Exercise description
Lines of the data that contain the word "fraction" are the ones to copy.

Data for this task
━━━━━━━━
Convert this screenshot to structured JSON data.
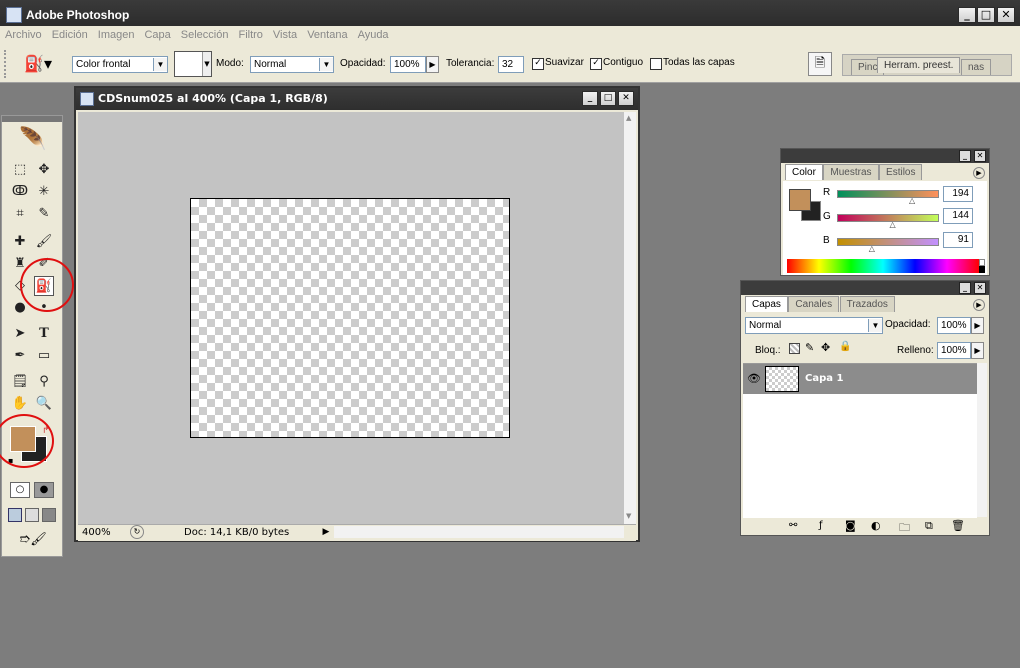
{
  "app": {
    "title": "Adobe Photoshop"
  },
  "menu": [
    "Archivo",
    "Edición",
    "Imagen",
    "Capa",
    "Selección",
    "Filtro",
    "Vista",
    "Ventana",
    "Ayuda"
  ],
  "options": {
    "fill_source": "Color frontal",
    "mode_label": "Modo:",
    "mode_value": "Normal",
    "opacity_label": "Opacidad:",
    "opacity_value": "100%",
    "tolerance_label": "Tolerancia:",
    "tolerance_value": "32",
    "smooth_label": "Suavizar",
    "contiguous_label": "Contiguo",
    "all_layers_label": "Todas las capas",
    "palette_well_tabs": [
      "Pinc",
      "Herram. preest.",
      "nas"
    ]
  },
  "document": {
    "title": "CDSnum025 al 400% (Capa 1, RGB/8)",
    "zoom": "400%",
    "doc_info": "Doc: 14,1 KB/0 bytes"
  },
  "color_panel": {
    "tabs": [
      "Color",
      "Muestras",
      "Estilos"
    ],
    "channels": [
      {
        "label": "R",
        "value": "194",
        "fraction": 0.76
      },
      {
        "label": "G",
        "value": "144",
        "fraction": 0.565
      },
      {
        "label": "B",
        "value": "91",
        "fraction": 0.357
      }
    ],
    "foreground": "#c2905b",
    "background": "#222222"
  },
  "layers_panel": {
    "tabs": [
      "Capas",
      "Canales",
      "Trazados"
    ],
    "blend_mode": "Normal",
    "opacity_label": "Opacidad:",
    "opacity_value": "100%",
    "lock_label": "Bloq.:",
    "fill_label": "Relleno:",
    "fill_value": "100%",
    "layers": [
      {
        "name": "Capa 1",
        "visible": true,
        "selected": true
      }
    ]
  }
}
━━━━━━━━
Solution to the exercise
        "fraction": 0.76
        "fraction": 0.565
        "fraction": 0.357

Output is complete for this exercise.